I volunteer storytelling sessions occasionally, for the Y and my friend's children's classrooms and the story swap at 'my" McClay Library . . and I volunteer in support of storytelling organizations . . . used to do more, but energy and time have limits. Reine, I thought of you the minute I read "Salem." Your wish to return reminded me of a quote I read recently, to the effect that our wish to return to a place is sometimes a desire to again be the person we were when there . . . Once in a while I think of the very social 30-something I was in Minneapolis (then I remember the winters ;-)
** Frog update: I brought in the frog that has been in mailbox for several days now. This morning, he did not look happy, so I carried his little aquarium out to the mailbox, held it there for a couple of minutes, and he hopped back inside. I guess he really is a mailbox frog . . . We'll see how he feels about that when it gets colder outside.

I stepped out this morning to do some lit fest work and came back to your comments. I am amazed by the amount of volunteering I see here. And, at the same time, getting to know you all a bit over the last months, I'm not a bit surprised. You are all so wonderful and dedicated! In a time when we sometimes feel helpless to bring about change, I do believe that volunteering for good causes helps a great deal.

Reine, yes, the WLP is on Newbury Street. It has just undergone a complete renovation. I am doing a panel discussion about homelessness and mental illness this week with two psychiatrists and a social worker who are on their board. As a non professional, I'm a bit intimidated, but I'm also honored to be asked.

I wish you were all going to be at the Lit Fest. We'll do a special toast to the two Nancys and any of the other Tarts who aren't able to join us.

I wish I could be at the Lit Fest.
I've volunteered to head up a committee for the Florida Chapter of the the Mystery Writers of America to locate the Florida bookstores that have signings and stock signings.
Have a good time now that you've done all that work.

I've been a volunteer with the St. Louis Regional Chapter of the ALS Association since 2003. I've mentioned in earlier posting that I lost my 10th family member to ALS in July. In addition to volunteering I'm in the 4th year of a longitudinal pre-fALS study. My hope is the the younger generations will not have to endure the ravages of this nasty disease. It has become my avocation after 30 years as an educator.

10 family members to ALS, Diana! You have a calling. It is a horrible disease, and I commend you on your good work.
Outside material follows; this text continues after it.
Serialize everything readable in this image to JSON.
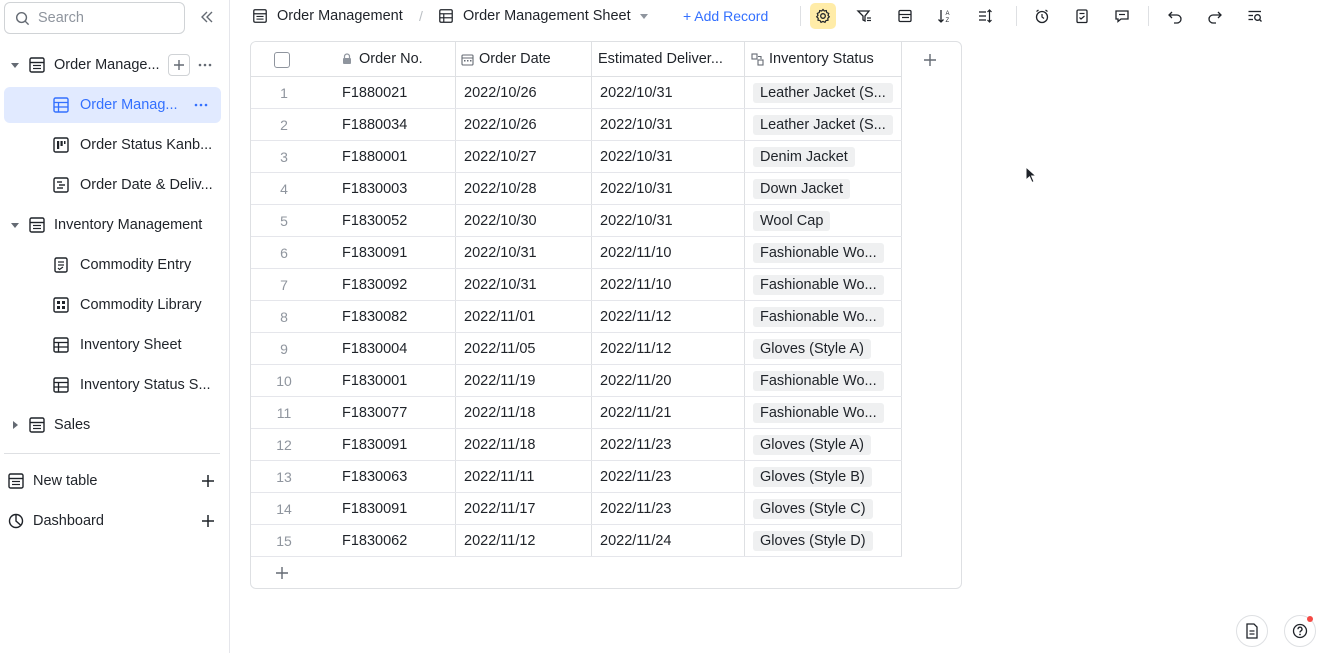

I wish you could be at the let fest too, Elaine. Sounds like you're doing good work for the Florida mystery writers who, I think, are some of the best around. I'm planning to really enjoy our festival. Fun times!

Brunonia, I know the feeling of intimidation, but your writing tells me that you have nothing to fear. I am firm in my belief that you were asked because of your clear understanding of the topic and ability to express it well.

And while I am with the Nancys regarding how much the world needs your books, I am certain that your need to keep your understanding alive in your writing will rise above your other very deep commitments.

After all, you do know the only good response to "Down bucket!"

Whip!

Diana in STL. ALS . . . . Good people like yourself, who participate in pre-familial studies, will make effective treatment possible. xxxxxR

Brunonia, I'm "Up for air," too. You know that.

I want to hear the first elephant story--after you finish the Literary Festival.
The Kerrytown Book Festival in Ann Arbor is tomorrow and I volunteered. It's the first thing like that I've done in years and, except for giving panelists water, I don't know what I'm supposed to be doing, not even where I go for the water. I'm feeling pretty useless.

I am SO excited. Next year--ALL of us!! Thank you you so much, Brunonia.

The comments to this entry are closed.

indiebound
The Breast Cancer Site